Deification is finally in this sense a process of reaching out to authentic humanization. It is the implication that Christ does not reveal only the Verus Deus but he is also the Verus homo. He does not only reveal by his incarnation the movement of God towards man but also that of man towards God. He does not make God known by reason, but he initiates personal communication between God and man, elevating man as participant of divine nature. Becoming really man means becoming divine within a process of deification that remains within the limits of human nature and condition. Human life is permeated by the deified humanity of Christ. As really human, man has his definition in the possibility of becoming partaker of the divine nature.
The process of the humanization towards the humanum is the same process for recovering it in the divinum; by deification, therefore, is a process towards authentic humanization. This exchange of qualities between divine and human does not alter essentially human nature but it restores it to its appropriate order after the image of Christ, who is the Image of God. appearing in the form of a man.
E. L. Mascall can express with the Western precision and clarity what happens in deification in this context. «First», he writes «the super-naturalization which grace produces operates in the very substance of human nature far beneath the level of observable behaviour... second, while it works by transforming man's natural being, grace is directly concerned with his supernatural end and makes his natural end ancillary and contributary to it and, third, intimate as it is, the activity of God at the ontological root of our being by which he keeps us in existence and energizes our nature far more intimate is his activity in us in the supernatural order» (5).

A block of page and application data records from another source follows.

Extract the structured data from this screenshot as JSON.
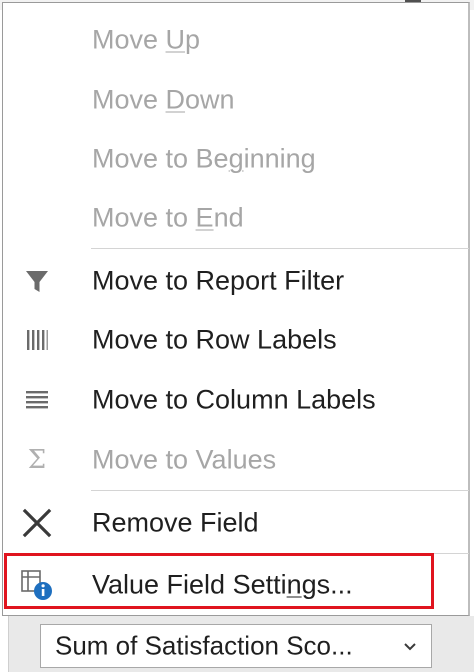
{
  "menu": {
    "items": [
      {
        "id": "move-up",
        "pre": "Move ",
        "u": "U",
        "post": "p",
        "disabled": true
      },
      {
        "id": "move-down",
        "pre": "Move ",
        "u": "D",
        "post": "own",
        "disabled": true
      },
      {
        "id": "move-to-beginning",
        "pre": "Move to Be",
        "u": "g",
        "post": "inning",
        "disabled": true
      },
      {
        "id": "move-to-end",
        "pre": "Move to ",
        "u": "E",
        "post": "nd",
        "disabled": true
      },
      {
        "id": "move-to-report-filter",
        "label": "Move to Report Filter",
        "icon": "filter-icon",
        "disabled": false
      },
      {
        "id": "move-to-row-labels",
        "label": "Move to Row Labels",
        "icon": "row-labels-icon",
        "disabled": false
      },
      {
        "id": "move-to-column-labels",
        "label": "Move to Column Labels",
        "icon": "column-labels-icon",
        "disabled": false
      },
      {
        "id": "move-to-values",
        "label": "Move to Values",
        "icon": "sigma-icon",
        "icon_text": "Σ",
        "disabled": true
      },
      {
        "id": "remove-field",
        "label": "Remove Field",
        "icon": "remove-x-icon",
        "disabled": false
      },
      {
        "id": "value-field-settings",
        "pre": "Value Field Setti",
        "u": "n",
        "post": "gs...",
        "icon": "field-settings-info-icon",
        "disabled": false,
        "highlighted": true
      }
    ]
  },
  "field_button": {
    "label": "Sum of Satisfaction Sco...",
    "icon": "chevron-down-icon"
  },
  "colors": {
    "enabled_text": "#1f1f1f",
    "disabled_text": "#a6a6a6",
    "highlight_border": "#e0141e",
    "info_blue": "#1e6fbf"
  }
}
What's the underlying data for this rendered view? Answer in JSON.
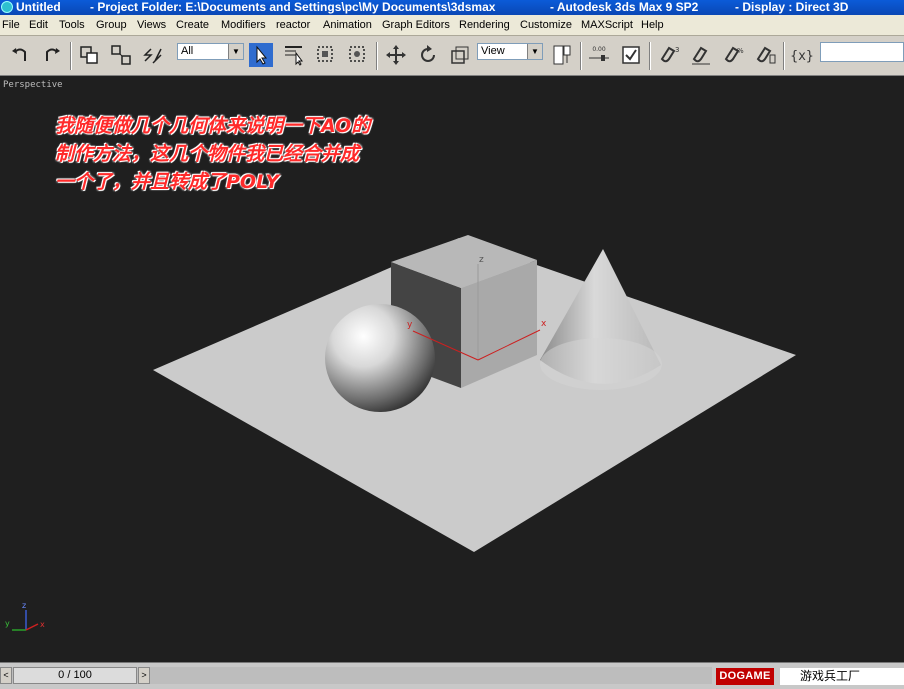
{
  "titlebar": {
    "app_title": "Untitled",
    "project": "- Project Folder: E:\\Documents and Settings\\pc\\My Documents\\3dsmax",
    "product": "- Autodesk 3ds Max 9 SP2",
    "display": "- Display : Direct 3D"
  },
  "menu": {
    "items": [
      "File",
      "Edit",
      "Tools",
      "Group",
      "Views",
      "Create",
      "Modifiers",
      "reactor",
      "Animation",
      "Graph Editors",
      "Rendering",
      "Customize",
      "MAXScript",
      "Help"
    ]
  },
  "toolbar": {
    "selection_filter": "All",
    "coord_system": "View",
    "spinner_value": "0.00"
  },
  "viewport": {
    "label": "Perspective",
    "annotation": [
      "我随便做几个几何体来说明一下AO的",
      "制作方法，这几个物件我已经合并成",
      "一个了，并且转成了POLY"
    ],
    "gizmo_axes": {
      "x": "x",
      "y": "y",
      "z": "z"
    },
    "corner_axes": {
      "x": "x",
      "y": "y",
      "z": "z"
    }
  },
  "timeline": {
    "frame_readout": "0 / 100",
    "prev_glyph": "<",
    "next_glyph": ">"
  },
  "watermark": {
    "brand": "DOGAME",
    "chinese": "游戏兵工厂"
  },
  "colors": {
    "title_blue": "#0a47b5",
    "annotation_red": "#ff2a2a",
    "viewport_bg": "#1f1f1f",
    "active_tool": "#2f6ccf"
  }
}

1. St. Athanasius sums up the whole purpose of the incarnation in the act of man's deification. «He (Christ) assumed human nature, so that we might be divinized» («αὐτός γάρ ἐνηνθρώπησεν ἵνα ἡμεῖς θεοποιηθώμεν»), P.G. 25, 192.
2. Serm. 166, 4. E. L. Mascall, The Importance of Being Human, London (Oxford Univ. Press) 1959, p. 65-66.
3. Ibid. p. 57-58.
4. Gregory of Nazianzus: P. G. 36,140, 93, 165,168. On this subject about «mixis» see Harry A. Wolfson: The Philosophy of the Church Fathers, Cambridge 1964, p. 372-386.
5. B. L. Mascall, ibid., p. 65.